Dressed in hazardous-material suits, the investigators began collecting evidence at Skripal’s house in the city and erected a blue forensic tent around the grave of the son. The police said they had requested military assistance to “remove a number of vehicles and objects from the scene.”

Skripal’s wife, Lyudmila, 59, died in 2012 of uterine cancer, according to records from the National Health Service. His son Alexander, 43, died last year.

Authorities did not provide details, saying only that they had not exhumed any bodies, but the forensic activities at the London Road Cemetery intensified speculation about the poisonings.

Skripal, 66, and his daughter, Yulia S. Skripal, 33, were found unconscious Sunday afternoon on a bench outside a shopping center.

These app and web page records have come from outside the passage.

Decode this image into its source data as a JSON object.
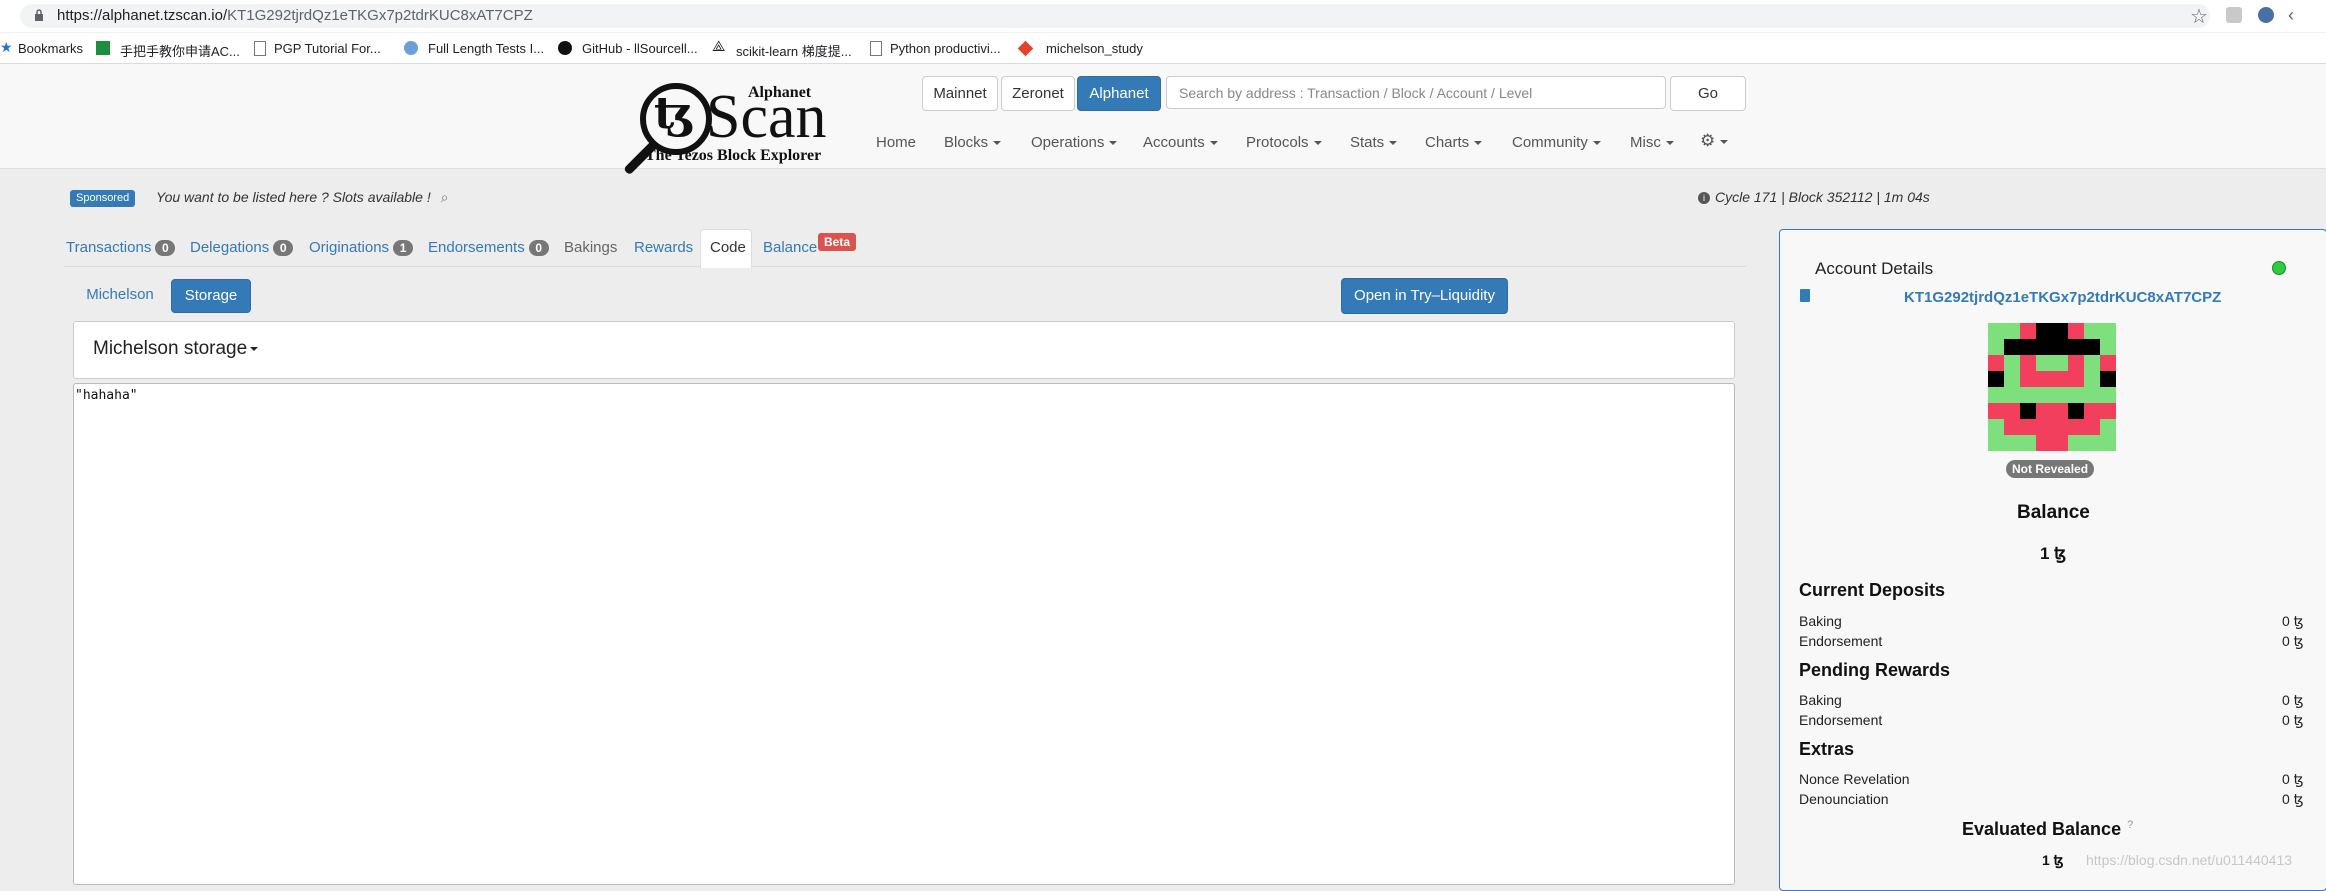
{
  "browser": {
    "url_host": "https://alphanet.tzscan.io/",
    "url_path": "KT1G292tjrdQz1eTKGx7p2tdrKUC8xAT7CPZ",
    "bookmarks": [
      "Bookmarks",
      "手把手教你申请AC...",
      "PGP Tutorial For...",
      "Full Length Tests I...",
      "GitHub - llSourcell...",
      "scikit-learn 梯度提...",
      "Python productivi...",
      "michelson_study"
    ]
  },
  "header": {
    "logo_alphanet": "Alphanet",
    "logo_scan": "Scan",
    "logo_tagline": "The Tezos Block Explorer",
    "networks": [
      "Mainnet",
      "Zeronet",
      "Alphanet"
    ],
    "search_placeholder": "Search by address : Transaction / Block / Account / Level",
    "go_label": "Go",
    "nav": [
      "Home",
      "Blocks",
      "Operations",
      "Accounts",
      "Protocols",
      "Stats",
      "Charts",
      "Community",
      "Misc"
    ]
  },
  "sponsor": {
    "badge": "Sponsored",
    "text": "You want to be listed here ? Slots available !",
    "cycle_info": "Cycle 171 | Block 352112 | 1m 04s"
  },
  "tabs": {
    "transactions": "Transactions",
    "transactions_count": "0",
    "delegations": "Delegations",
    "delegations_count": "0",
    "originations": "Originations",
    "originations_count": "1",
    "endorsements": "Endorsements",
    "endorsements_count": "0",
    "bakings": "Bakings",
    "rewards": "Rewards",
    "code": "Code",
    "balance": "Balance",
    "beta": "Beta"
  },
  "code": {
    "michelson_tab": "Michelson",
    "storage_tab": "Storage",
    "try_button": "Open in Try–Liquidity",
    "storage_title": "Michelson storage",
    "storage_value": "\"hahaha\""
  },
  "account": {
    "title": "Account Details",
    "address": "KT1G292tjrdQz1eTKGx7p2tdrKUC8xAT7CPZ",
    "status": "Not Revealed",
    "balance_title": "Balance",
    "balance_value": "1 ꜩ",
    "current_deposits": "Current Deposits",
    "pending_rewards": "Pending Rewards",
    "extras": "Extras",
    "baking": "Baking",
    "endorsement": "Endorsement",
    "nonce_revelation": "Nonce Revelation",
    "denounciation": "Denounciation",
    "zero": "0 ꜩ",
    "evaluated_title": "Evaluated Balance",
    "evaluated_q": "?",
    "evaluated_value": "1 ꜩ",
    "watermark": "https://blog.csdn.net/u011440413"
  }
}
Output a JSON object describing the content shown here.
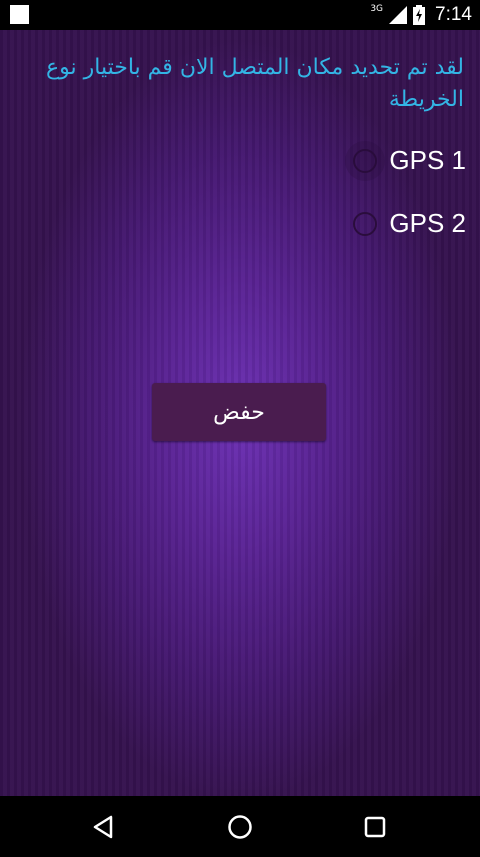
{
  "status_bar": {
    "network": "3G",
    "time": "7:14"
  },
  "main": {
    "message": "لقد تم تحديد مكان المتصل الان قم باختيار نوع الخريطة",
    "options": [
      {
        "label": "GPS 1",
        "selected": false
      },
      {
        "label": "GPS 2",
        "selected": false
      }
    ],
    "save_label": "حفض"
  },
  "colors": {
    "message_text": "#33b5e5",
    "button_bg": "#4a1c4f",
    "background_center": "#6c30b4",
    "background_edge": "#35124f"
  },
  "icons": {
    "status": [
      "app-notification-icon",
      "signal-icon",
      "battery-charging-icon"
    ],
    "nav": [
      "back-icon",
      "home-icon",
      "recents-icon"
    ]
  }
}
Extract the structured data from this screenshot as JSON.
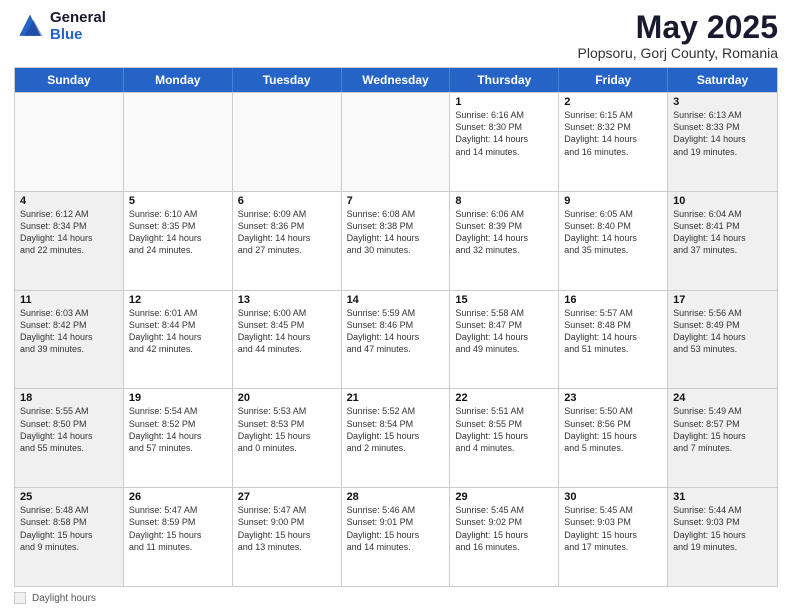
{
  "logo": {
    "general": "General",
    "blue": "Blue"
  },
  "title": {
    "month": "May 2025",
    "location": "Plopsoru, Gorj County, Romania"
  },
  "days": [
    "Sunday",
    "Monday",
    "Tuesday",
    "Wednesday",
    "Thursday",
    "Friday",
    "Saturday"
  ],
  "weeks": [
    [
      {
        "day": "",
        "empty": true
      },
      {
        "day": "",
        "empty": true
      },
      {
        "day": "",
        "empty": true
      },
      {
        "day": "",
        "empty": true
      },
      {
        "day": "1",
        "info": "Sunrise: 6:16 AM\nSunset: 8:30 PM\nDaylight: 14 hours\nand 14 minutes."
      },
      {
        "day": "2",
        "info": "Sunrise: 6:15 AM\nSunset: 8:32 PM\nDaylight: 14 hours\nand 16 minutes."
      },
      {
        "day": "3",
        "info": "Sunrise: 6:13 AM\nSunset: 8:33 PM\nDaylight: 14 hours\nand 19 minutes.",
        "shaded": true
      }
    ],
    [
      {
        "day": "4",
        "info": "Sunrise: 6:12 AM\nSunset: 8:34 PM\nDaylight: 14 hours\nand 22 minutes.",
        "shaded": true
      },
      {
        "day": "5",
        "info": "Sunrise: 6:10 AM\nSunset: 8:35 PM\nDaylight: 14 hours\nand 24 minutes."
      },
      {
        "day": "6",
        "info": "Sunrise: 6:09 AM\nSunset: 8:36 PM\nDaylight: 14 hours\nand 27 minutes."
      },
      {
        "day": "7",
        "info": "Sunrise: 6:08 AM\nSunset: 8:38 PM\nDaylight: 14 hours\nand 30 minutes."
      },
      {
        "day": "8",
        "info": "Sunrise: 6:06 AM\nSunset: 8:39 PM\nDaylight: 14 hours\nand 32 minutes."
      },
      {
        "day": "9",
        "info": "Sunrise: 6:05 AM\nSunset: 8:40 PM\nDaylight: 14 hours\nand 35 minutes."
      },
      {
        "day": "10",
        "info": "Sunrise: 6:04 AM\nSunset: 8:41 PM\nDaylight: 14 hours\nand 37 minutes.",
        "shaded": true
      }
    ],
    [
      {
        "day": "11",
        "info": "Sunrise: 6:03 AM\nSunset: 8:42 PM\nDaylight: 14 hours\nand 39 minutes.",
        "shaded": true
      },
      {
        "day": "12",
        "info": "Sunrise: 6:01 AM\nSunset: 8:44 PM\nDaylight: 14 hours\nand 42 minutes."
      },
      {
        "day": "13",
        "info": "Sunrise: 6:00 AM\nSunset: 8:45 PM\nDaylight: 14 hours\nand 44 minutes."
      },
      {
        "day": "14",
        "info": "Sunrise: 5:59 AM\nSunset: 8:46 PM\nDaylight: 14 hours\nand 47 minutes."
      },
      {
        "day": "15",
        "info": "Sunrise: 5:58 AM\nSunset: 8:47 PM\nDaylight: 14 hours\nand 49 minutes."
      },
      {
        "day": "16",
        "info": "Sunrise: 5:57 AM\nSunset: 8:48 PM\nDaylight: 14 hours\nand 51 minutes."
      },
      {
        "day": "17",
        "info": "Sunrise: 5:56 AM\nSunset: 8:49 PM\nDaylight: 14 hours\nand 53 minutes.",
        "shaded": true
      }
    ],
    [
      {
        "day": "18",
        "info": "Sunrise: 5:55 AM\nSunset: 8:50 PM\nDaylight: 14 hours\nand 55 minutes.",
        "shaded": true
      },
      {
        "day": "19",
        "info": "Sunrise: 5:54 AM\nSunset: 8:52 PM\nDaylight: 14 hours\nand 57 minutes."
      },
      {
        "day": "20",
        "info": "Sunrise: 5:53 AM\nSunset: 8:53 PM\nDaylight: 15 hours\nand 0 minutes."
      },
      {
        "day": "21",
        "info": "Sunrise: 5:52 AM\nSunset: 8:54 PM\nDaylight: 15 hours\nand 2 minutes."
      },
      {
        "day": "22",
        "info": "Sunrise: 5:51 AM\nSunset: 8:55 PM\nDaylight: 15 hours\nand 4 minutes."
      },
      {
        "day": "23",
        "info": "Sunrise: 5:50 AM\nSunset: 8:56 PM\nDaylight: 15 hours\nand 5 minutes."
      },
      {
        "day": "24",
        "info": "Sunrise: 5:49 AM\nSunset: 8:57 PM\nDaylight: 15 hours\nand 7 minutes.",
        "shaded": true
      }
    ],
    [
      {
        "day": "25",
        "info": "Sunrise: 5:48 AM\nSunset: 8:58 PM\nDaylight: 15 hours\nand 9 minutes.",
        "shaded": true
      },
      {
        "day": "26",
        "info": "Sunrise: 5:47 AM\nSunset: 8:59 PM\nDaylight: 15 hours\nand 11 minutes."
      },
      {
        "day": "27",
        "info": "Sunrise: 5:47 AM\nSunset: 9:00 PM\nDaylight: 15 hours\nand 13 minutes."
      },
      {
        "day": "28",
        "info": "Sunrise: 5:46 AM\nSunset: 9:01 PM\nDaylight: 15 hours\nand 14 minutes."
      },
      {
        "day": "29",
        "info": "Sunrise: 5:45 AM\nSunset: 9:02 PM\nDaylight: 15 hours\nand 16 minutes."
      },
      {
        "day": "30",
        "info": "Sunrise: 5:45 AM\nSunset: 9:03 PM\nDaylight: 15 hours\nand 17 minutes."
      },
      {
        "day": "31",
        "info": "Sunrise: 5:44 AM\nSunset: 9:03 PM\nDaylight: 15 hours\nand 19 minutes.",
        "shaded": true
      }
    ]
  ],
  "footer": {
    "legend_label": "Daylight hours"
  }
}
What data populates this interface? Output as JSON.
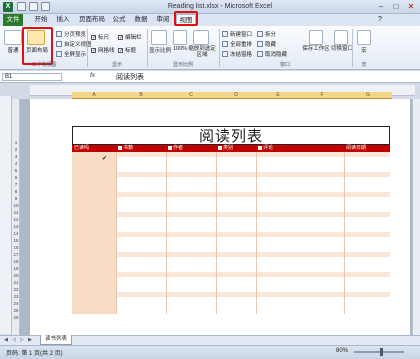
{
  "window": {
    "title": "Reading list.xlsx - Microsoft Excel"
  },
  "tabs": {
    "file": "文件",
    "items": [
      "开始",
      "插入",
      "页面布局",
      "公式",
      "数据",
      "审阅",
      "视图"
    ],
    "active": "视图"
  },
  "ribbon": {
    "workbook_views": {
      "normal": "普通",
      "page_layout": "页面布局",
      "page_break": "分页预览",
      "custom_views": "自定义视图",
      "full_screen": "全屏显示",
      "group_label": "工作簿视图"
    },
    "show": {
      "ruler": "标尺",
      "formula_bar": "编辑栏",
      "gridlines": "网格线",
      "headings": "标题",
      "group_label": "显示"
    },
    "zoom": {
      "zoom": "显示比例",
      "hundred": "100%",
      "zoom_to_selection": "缩放到选定区域",
      "group_label": "显示比例"
    },
    "window": {
      "new_window": "新建窗口",
      "arrange_all": "全部重排",
      "freeze_panes": "冻结窗格",
      "split": "拆分",
      "hide": "隐藏",
      "unhide": "取消隐藏",
      "save_workspace": "保存工作区",
      "switch_windows": "切换窗口",
      "group_label": "窗口"
    },
    "macros": {
      "macros": "宏",
      "group_label": "宏"
    }
  },
  "formula_bar": {
    "name_box": "B1",
    "fx": "fx",
    "value": "阅读列表"
  },
  "sheet": {
    "columns": [
      "A",
      "B",
      "C",
      "D",
      "E",
      "F",
      "G"
    ],
    "rows": [
      "1",
      "2",
      "3",
      "4",
      "5",
      "6",
      "7",
      "8",
      "9",
      "10",
      "11",
      "12",
      "13",
      "14",
      "15",
      "16",
      "17",
      "18",
      "19",
      "20",
      "21",
      "22",
      "23",
      "24",
      "25",
      "26"
    ],
    "table_title": "阅读列表",
    "table_headers": [
      "已读吗",
      "书籍",
      "作者",
      "类别",
      "评论",
      "阅读日期"
    ]
  },
  "sheet_tabs": {
    "active": "读书列表"
  },
  "status": {
    "page": "页码: 第 1 页(共 2 页)",
    "zoom": "80%"
  },
  "colors": {
    "accent_red": "#c00000",
    "highlight": "#e01010",
    "band": "#fbe7d8"
  }
}
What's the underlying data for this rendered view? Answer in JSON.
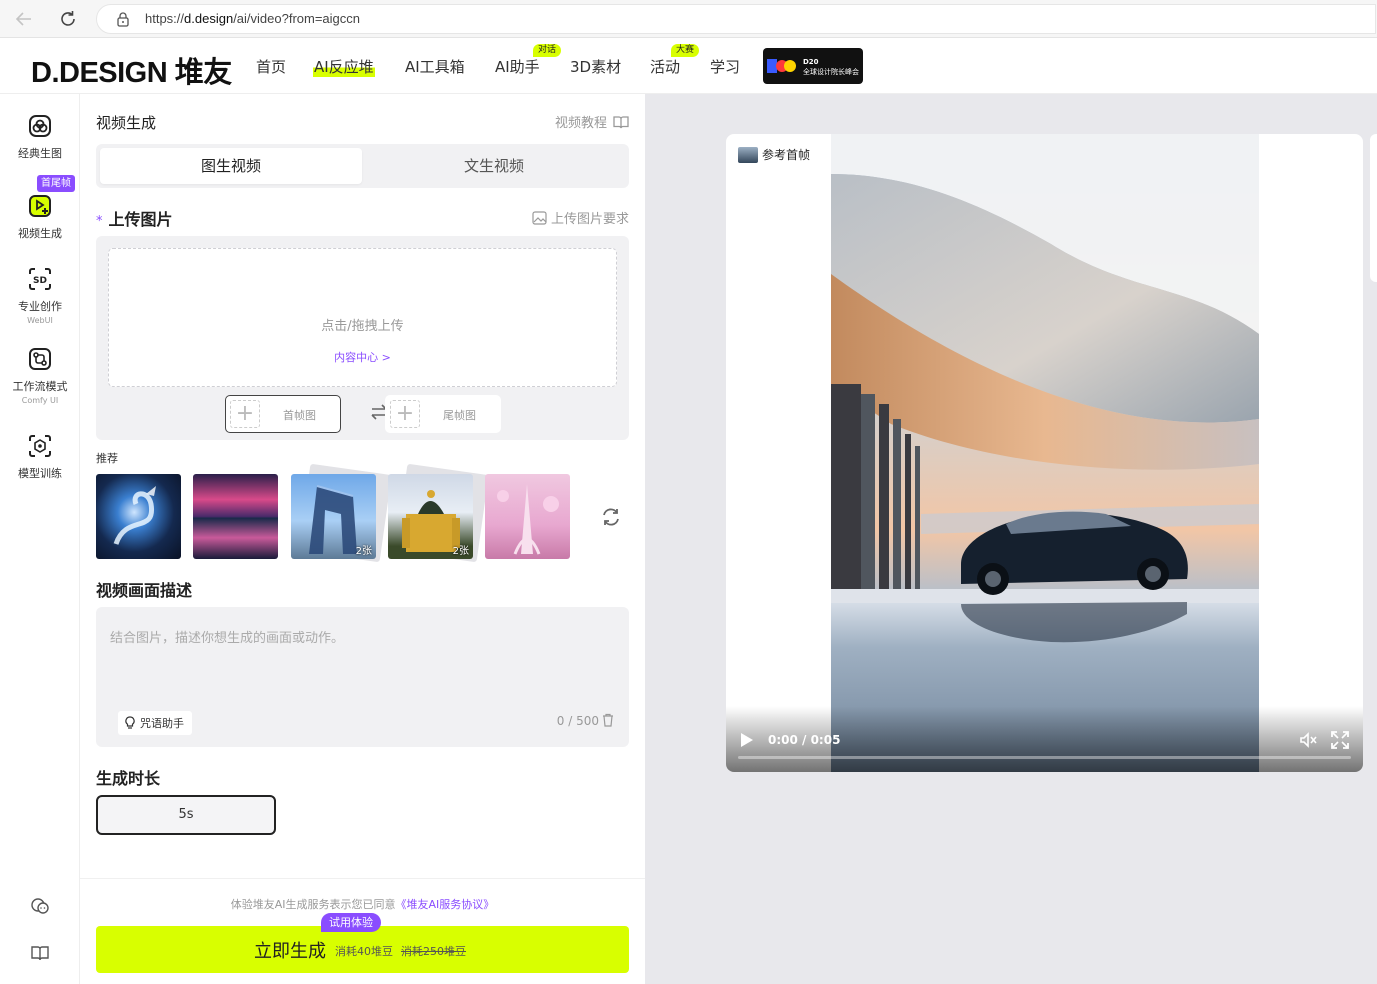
{
  "browser": {
    "url_scheme": "https://",
    "url_host": "d.design",
    "url_path": "/ai/video?from=aigccn"
  },
  "header": {
    "logo": "D.DESIGN 堆友",
    "nav": [
      {
        "label": "首页"
      },
      {
        "label": "AI反应堆"
      },
      {
        "label": "AI工具箱"
      },
      {
        "label": "AI助手",
        "badge": "对话"
      },
      {
        "label": "3D素材"
      },
      {
        "label": "活动",
        "badge": "大赛"
      },
      {
        "label": "学习"
      }
    ],
    "promo": {
      "title": "D20",
      "subtitle": "全球设计院长峰会"
    }
  },
  "sidebar": {
    "items": [
      {
        "label": "经典生图",
        "icon": "palette-icon"
      },
      {
        "label": "视频生成",
        "icon": "video-add-icon",
        "badge": "首尾帧"
      },
      {
        "label": "专业创作",
        "sub": "WebUI",
        "icon": "sd-icon"
      },
      {
        "label": "工作流模式",
        "sub": "Comfy UI",
        "icon": "workflow-icon"
      },
      {
        "label": "模型训练",
        "icon": "model-icon"
      }
    ]
  },
  "panel": {
    "title": "视频生成",
    "tutorial": "视频教程",
    "tabs": [
      {
        "label": "图生视频"
      },
      {
        "label": "文生视频"
      }
    ],
    "upload": {
      "label": "上传图片",
      "requirement": "上传图片要求",
      "hint": "点击/拖拽上传",
      "content_link": "内容中心 >",
      "first_frame": "首帧图",
      "last_frame": "尾帧图"
    },
    "recommend": {
      "label": "推荐",
      "thumbs": [
        {
          "name": "dragon",
          "count": ""
        },
        {
          "name": "galaxy-reflection",
          "count": ""
        },
        {
          "name": "cctv-tower",
          "count": "2张"
        },
        {
          "name": "cathedral",
          "count": "2张"
        },
        {
          "name": "pink-eiffel",
          "count": ""
        }
      ]
    },
    "description": {
      "label": "视频画面描述",
      "placeholder": "结合图片，描述你想生成的画面或动作。",
      "helper": "咒语助手",
      "counter": "0 / 500"
    },
    "duration": {
      "label": "生成时长",
      "value": "5s"
    },
    "agreement": {
      "prefix": "体验堆友AI生成服务表示您已同意",
      "link": "《堆友AI服务协议》"
    },
    "generate": {
      "label": "立即生成",
      "cost": "消耗40堆豆",
      "old_cost": "消耗250堆豆",
      "trial_badge": "试用体验"
    }
  },
  "preview": {
    "ref_tag": "参考首帧",
    "time": "0:00 / 0:05",
    "progress": 0
  },
  "colors": {
    "accent": "#d8ff00",
    "purple": "#8a4dff"
  }
}
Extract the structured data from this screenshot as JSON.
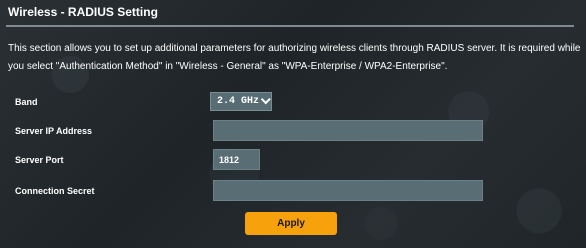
{
  "page": {
    "title": "Wireless - RADIUS Setting",
    "description": "This section allows you to set up additional parameters for authorizing wireless clients through RADIUS server. It is required while you select \"Authentication Method\" in \"Wireless - General\" as \"WPA-Enterprise / WPA2-Enterprise\"."
  },
  "form": {
    "band": {
      "label": "Band",
      "value": "2.4 GHz"
    },
    "server_ip": {
      "label": "Server IP Address",
      "value": "",
      "placeholder": ""
    },
    "server_port": {
      "label": "Server Port",
      "value": "1812"
    },
    "connection_secret": {
      "label": "Connection Secret",
      "value": "",
      "placeholder": ""
    },
    "apply_label": "Apply"
  },
  "colors": {
    "accent": "#f7a10c",
    "field_bg": "#596e74",
    "background": "#1c2124"
  },
  "icons": {
    "band_dropdown": "chevron-down-icon"
  }
}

Police said the two had been poisoned with a nerve agent difficult to produce outside a government laboratory, heightening suspicions that Russia had played a role.

On Friday, army weapons experts and scores of troops were deployed to Salisbury to assist in the investigation. The 180 military personnel sent included the Royal Tank Regiment, Royal Marines, and chemical-weapons specialists and bomb-disposal units.

Russia’s foreign minister, Sergey Lavrov, on Friday denied the government was involved in the poisonings but offered assistance in the investigation.

“We have not heard a single fact; we only watch footage on TV, where our colleagues say with serious faces and with gusto that if it is Russia, then a response will follow that Russia will remember forever,” he said, according to Interfax. He added: “It is not serious. It is pure propaganda and the whipping up of hysteria.”

A day earlier, a presenter on Russia’s Channel One news program struck a different tone, saying — without mentioning names — that the poisonings should serve as a warning to Russians considering betraying their country.

“The profession of a traitor is one of the most dangerous in the world,” said the presenter, Kirill Kleimenov, adding: “Don’t choose Britain as a place to live.”

In 2006, Skripal was convicted in Russia of being a double agent and secretly passing classified information to British intelligence. In 2010, he was pardoned, released from prison and sent to Britain as part of a spy exchange with Western agencies.

The Skripal poisonings also affected some investigators, officials said. Detective Sgt. Nick Bailey remains in the hospital in stable condition. Ian Blair, a former commissioner of the Metropolitan Police, told the BBC that Bailey appeared to have been sickened when he went to Skripal’s house, suggesting that the nerve agent may have been released there.